Southern California wildfires
With an ongoing extreme to exceptional drought, hot temperatures (daily high temperatures along the coastal areas as high as 106º F at John Wayne Airport) combined with strong offshore Santa Ana winds (gusting as high as 87 mph at Big Black Mountain) conspired to create an environment favorable for wildfires across southern California and northern Baja California on 14 May 2014. McIDAS images of GOES-15 0.63 µm visible channel data (above; click image to play animation) showed a number of smoke plumes streaming off the coast during the day. Note the brief appearance of a cluster of bright white pixels on the 18:00 UTC image, just north of the California/Baja California border — this a signal of sunlight being reflected off of large solar panel arrays in that area.

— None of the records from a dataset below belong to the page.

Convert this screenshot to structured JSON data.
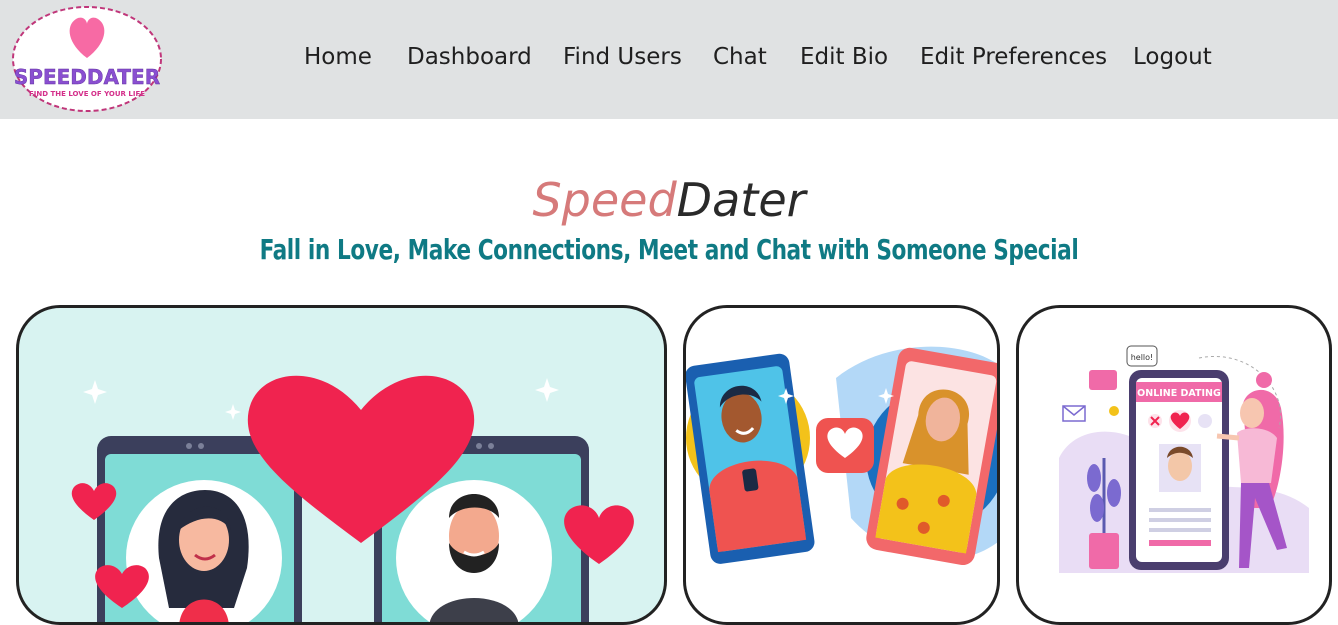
{
  "logo": {
    "title": "SPEEDDATER",
    "tagline": "FIND THE LOVE OF YOUR LIFE"
  },
  "nav": {
    "items": [
      {
        "label": "Home"
      },
      {
        "label": "Dashboard"
      },
      {
        "label": "Find Users"
      },
      {
        "label": "Chat"
      },
      {
        "label": "Edit Bio"
      },
      {
        "label": "Edit Preferences"
      },
      {
        "label": "Logout"
      }
    ]
  },
  "hero": {
    "brand_part1": "Speed",
    "brand_part2": "Dater",
    "tagline": "Fall in Love, Make Connections, Meet and Chat with Someone Special"
  },
  "cards": {
    "card3_screen_title": "ONLINE DATING",
    "card3_bubble": "hello!"
  },
  "colors": {
    "topbar": "#e0e2e3",
    "brand_accent": "#d67a7a",
    "tagline": "#0f7a84",
    "heart": "#f0234f"
  }
}
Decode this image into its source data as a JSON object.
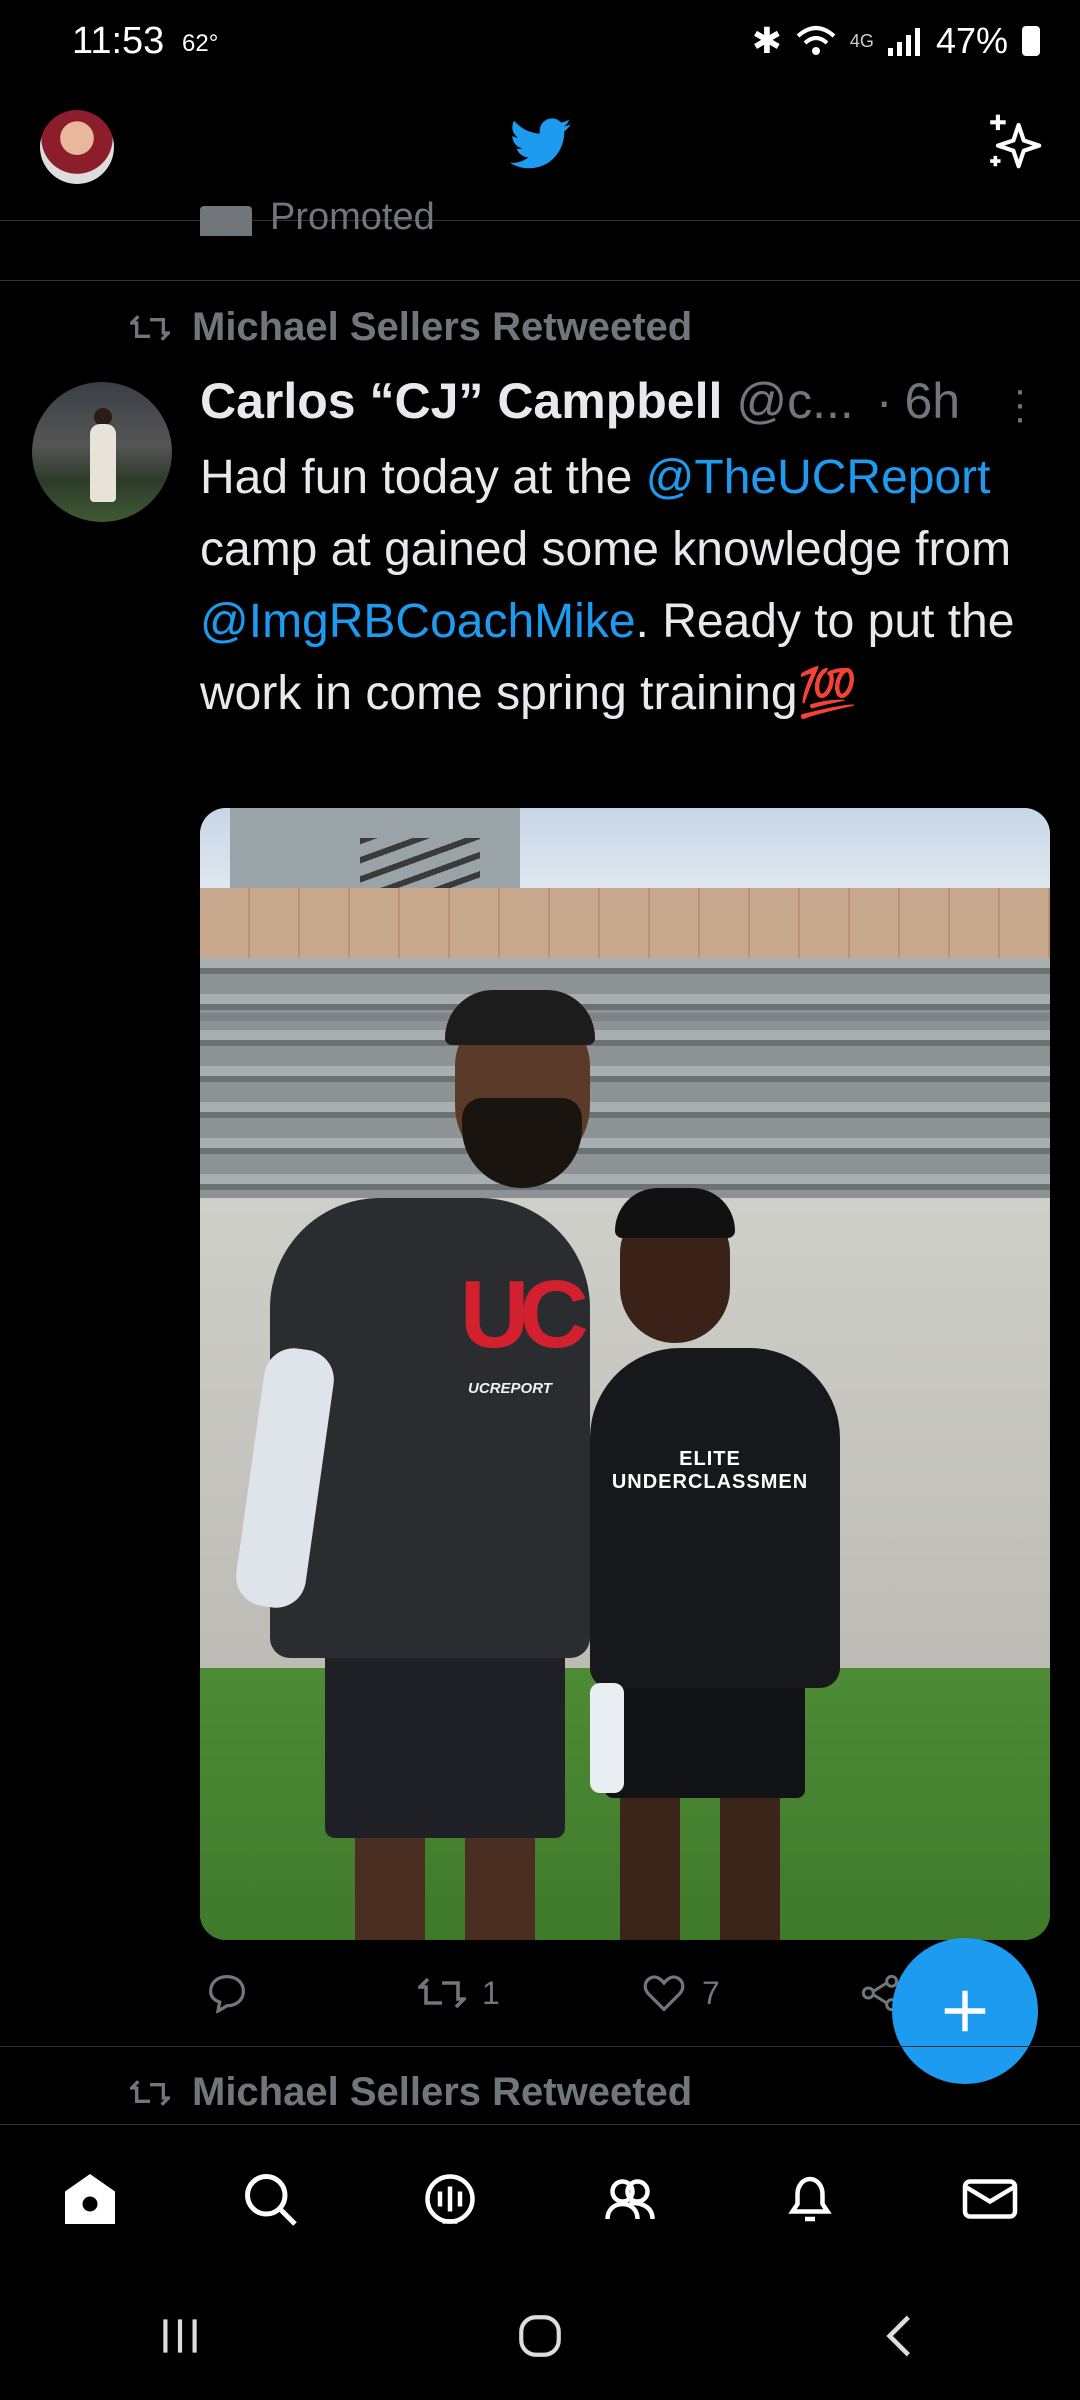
{
  "status_bar": {
    "time": "11:53",
    "temperature": "62°",
    "network": "4G",
    "battery": "47%"
  },
  "header": {
    "logo_icon": "twitter-bird-icon",
    "sparkle_icon": "sparkle-icon"
  },
  "promoted": {
    "label": "Promoted"
  },
  "tweet": {
    "retweeted_by": "Michael Sellers Retweeted",
    "author_name": "Carlos “CJ” Campbell",
    "author_handle": "@c...",
    "separator": "·",
    "time": "6h",
    "text_parts": {
      "p1": "Had fun today at the ",
      "m1": "@TheUCReport",
      "p2": " camp at gained some knowledge from ",
      "m2": "@ImgRBCoachMike",
      "p3": ". Ready to put the work in come spring training",
      "emoji": "💯"
    },
    "photo": {
      "coach_shirt_logo": "UC",
      "coach_shirt_text": "UCREPORT",
      "kid_shirt_line1": "ELITE",
      "kid_shirt_line2": "UNDERCLASSMEN"
    },
    "actions": {
      "reply_count": "",
      "retweet_count": "1",
      "like_count": "7"
    }
  },
  "next_tweet": {
    "retweeted_by": "Michael Sellers Retweeted"
  },
  "colors": {
    "accent": "#1d9bf0",
    "muted": "#71767b",
    "background": "#000000"
  },
  "bottom_nav": [
    {
      "name": "home",
      "icon": "home-icon"
    },
    {
      "name": "search",
      "icon": "search-icon"
    },
    {
      "name": "spaces",
      "icon": "spaces-icon"
    },
    {
      "name": "communities",
      "icon": "communities-icon"
    },
    {
      "name": "notifications",
      "icon": "bell-icon"
    },
    {
      "name": "messages",
      "icon": "envelope-icon"
    }
  ]
}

The side-by-side comparison of GOES-15 (GOES-West) and GOES-13 (GOES-East) 0.63 µm visible channel images (below) showed that with a lowering sun angle at the end of the day, the smoke plumes began to become more difficult to identify on GOES-15 images (left); on the other hand, thanks to the benefit of a favorable forward scattering angle, the areal coverage of the smoke plumes stood out very well on GOES-13 images (right). The enhancements are the same on both sets of images.
A 375-meter resolution Suomi NPP VIIRS true-color Red/Green/Blue (RGB) image visualized using the SSEC RealEarth web map server (below) showed these smoke plumes with great clarity at 20:25 UTC or 1:25 PM local time.
As the larger fires continued to burn into the subsequent overnight hours, their hot thermal signature could be detected on AWIPS images of 4-km resolution GOES-15 3.9 µm shortwave IR channel data (below; click image to play animation).
A nighttime comparison of a 375-meter resolution Suomi NPP VIIRS 3.74 µm shortwave IR image with the corresponding 750-meter resolution VIIRS Day/Night Band image (below) showed a prominent fire hot spot (yellow to red pixels) on the shortwave IR image between San Diego (KSAN) and Camp Pendleton (KNFG), along with light gray signature of the narrow, fresh smoke plume that was being blown off the coast from that fire on the Day/Night Band image. At the time of the image, smoke was restricting the surface visibility to 5 miles at Camp Pendleton. Farther offshore, reflected moonlight was helping to show the location of smoke that had spread out over the adjacent waters of the Pacific Ocean from the previous day of burning.
Finally, a demonstration of the importance of higher spatial resolution for accurate fire hot spot detection: on the comparison of 375-meter resolution Suomi NPP VIIRS 3.74 µm and 4-km resolution GOES-15 3.9 µm shortwave IR images (below), note that although the size of the fire “hot spot” was smaller on the VIIRS image, the highest IR brightness temperature was 54.5º C (compared to 48.0º C on the GOES-15 image). In addition, the two smaller fires burning in northern Baja California were not detected on the GOES-15 image.